“They just absolutely blew it away,” Lunsford said. “It was so magical. I still get chills when I think about that first opportunity.”
Like Cinderella’s slipper, Shoes for Orphan Souls was the perfect fit for the Missouri Rotarians. They continued to collect shoes each year and their total collection amounts kept growing.
They now have 56 clubs in their district and collect between 15,000-19,000 pairs of shoes each year as well as shoelaces, socks and cash donations. It’s not unusual for a Rotarian to walk into one of their clothing stores in town and buy them out of shoes.
“They get the importance of it for a child,” Collins said. “They’re tied to the story, and they know how powerful that is for a child. They go beyond, ‘let’s just set a goal and hit it.’ They truly get the mission, and I think that’s why they’ve done it for 20 straight years.”

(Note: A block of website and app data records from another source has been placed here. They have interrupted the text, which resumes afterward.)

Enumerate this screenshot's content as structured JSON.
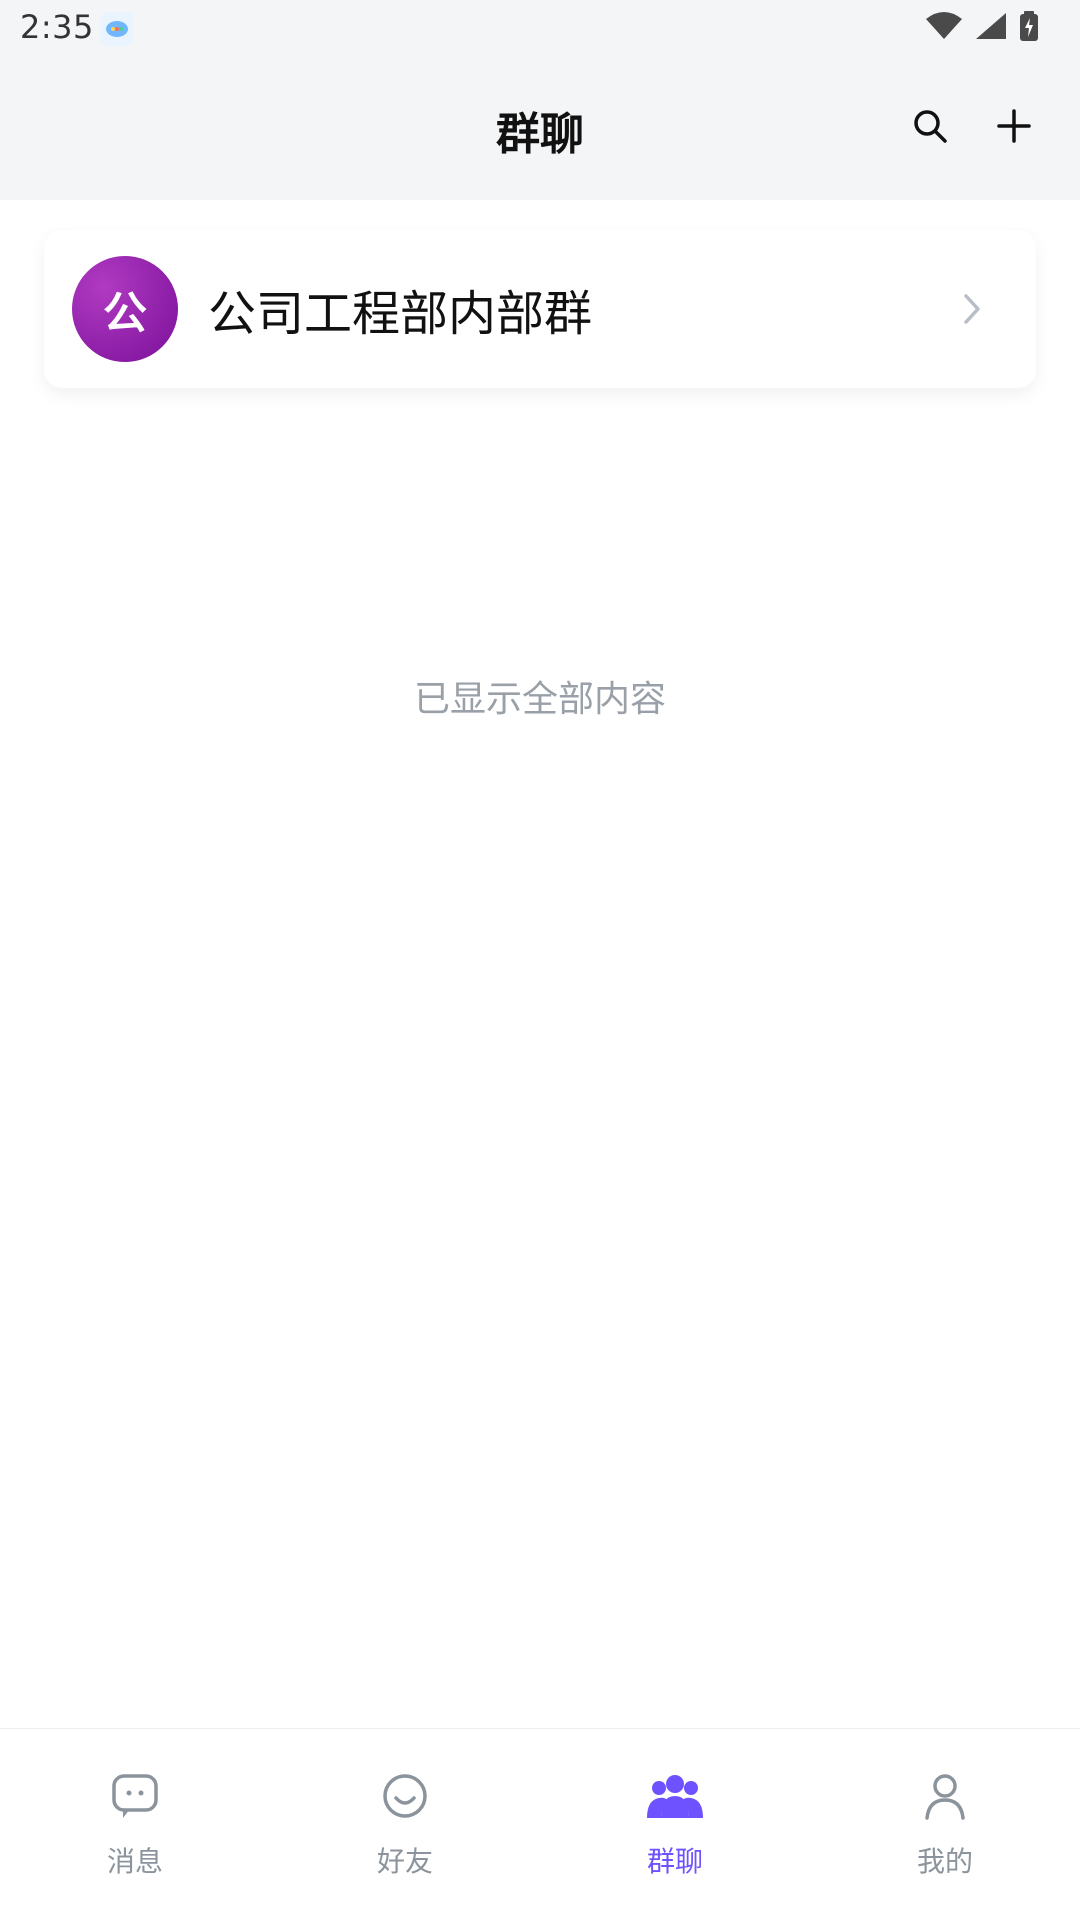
{
  "status_bar": {
    "time": "2:35",
    "app_icon": "chat-app-icon",
    "icons": [
      "wifi-icon",
      "signal-icon",
      "battery-charging-icon"
    ]
  },
  "header": {
    "title": "群聊",
    "actions": [
      {
        "name": "search",
        "icon": "search-icon"
      },
      {
        "name": "add",
        "icon": "plus-icon"
      }
    ]
  },
  "groups": [
    {
      "avatar_text": "公",
      "name": "公司工程部内部群",
      "avatar_color": "#8e1aa6"
    }
  ],
  "footer_note": "已显示全部内容",
  "bottom_nav": {
    "items": [
      {
        "key": "messages",
        "label": "消息",
        "icon": "message-icon",
        "active": false
      },
      {
        "key": "friends",
        "label": "好友",
        "icon": "smile-icon",
        "active": false
      },
      {
        "key": "groups",
        "label": "群聊",
        "icon": "group-icon",
        "active": true
      },
      {
        "key": "me",
        "label": "我的",
        "icon": "person-icon",
        "active": false
      }
    ],
    "active_color": "#6f52ff",
    "inactive_color": "#8b939c"
  }
}
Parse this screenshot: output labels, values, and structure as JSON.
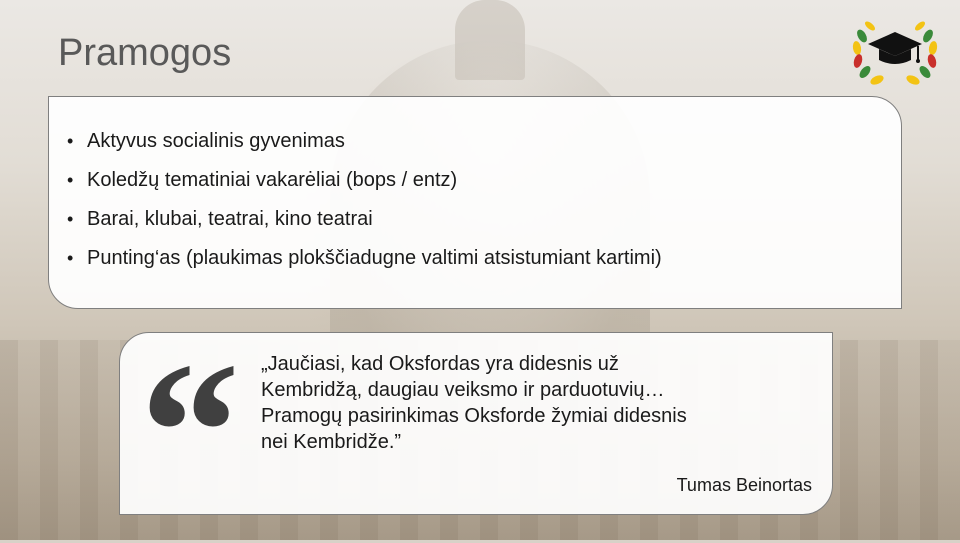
{
  "slide": {
    "title": "Pramogos"
  },
  "bullets": [
    "Aktyvus socialinis gyvenimas",
    "Koledžų tematiniai vakarėliai (bops / entz)",
    "Barai, klubai, teatrai, kino teatrai",
    "Punting‘as (plaukimas plokščiadugne valtimi atsistumiant kartimi)"
  ],
  "quote": {
    "mark": "“",
    "text": "„Jaučiasi, kad Oksfordas yra didesnis už\nKembridžą, daugiau veiksmo ir parduotuvių…\nPramogų pasirinkimas Oksforde žymiai didesnis\nnei Kembridže.”",
    "author": "Tumas Beinortas"
  },
  "logo": {
    "icon": "graduation-cap-laurel-icon",
    "colors": {
      "yellow": "#f3c314",
      "green": "#3a8a3a",
      "red": "#c9302c",
      "cap": "#111111"
    }
  },
  "background": {
    "description_icon": "oxford-dome-photo"
  }
}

But even the way they collect the shoes has gotten bigger.
Instead of having 56 clubs drop off shoes in a central location, a group of Rotarians caravan with a 53-foot trailer to all the communities throughout Northern Missouri and pick up the shoe donations.
For four days in the spring, the shoe caravan makes over 15 stops throughout Northern Missouri to pick up shoes donated by the Rotary District. The days start early and end late. The trip is grueling, but for those who participate in the caravan, it’s their favorite time of the year.
It’s a bit unusual to see such a large trailer traveling on the rural roads to the pick-up locations. Oftentimes, the trailer will need to make detours to go around low hanging wires or narrow roads. But when the clubs see the truck rounding the bend, they let out a cheer.
“If you’re a local Rotarian, that’s really exciting,” Lunsford said. “They’ve been working on this project collecting these shoes and then they see the big truck come and they get to load their shoes and see the shoes that are already there. Just to be part of that environment. It is really cool.”
The shoe caravan became another special way to connect all the clubs together. Because of COVID-19 in 2020, they scaled down the caravan to keep it safe for all participants. All stops were made outside, they wore masks and instead of a 53-foot trailer, they drove a smaller trailer hitched to an SUV.
The smaller trailer allowed the Rotarians to make stops in places they could never reach with a 53-foot trailer, and they were able to stop at every rotary community in this year’s 20th anniversary year.
This is just another example of the district’s perseverance and creativity that has led to more than 371,000 pairs of shoes in 20 years.
And it all started with an idea in a friend’s living room.
“It really is all about relationships and connectedness,” Collins said. “Larry and I had no idea 50 years ago when we were playing little league baseball together that we’d be looking at this type of thing. You just never know what people are going to come up with if we give them the chance to think about the things they can do. That’s so significant. Everybody has somebody they grew up with who you never know, they may be the next person to say, ‘What can I do to support what you’re doing?’ That’s cool.”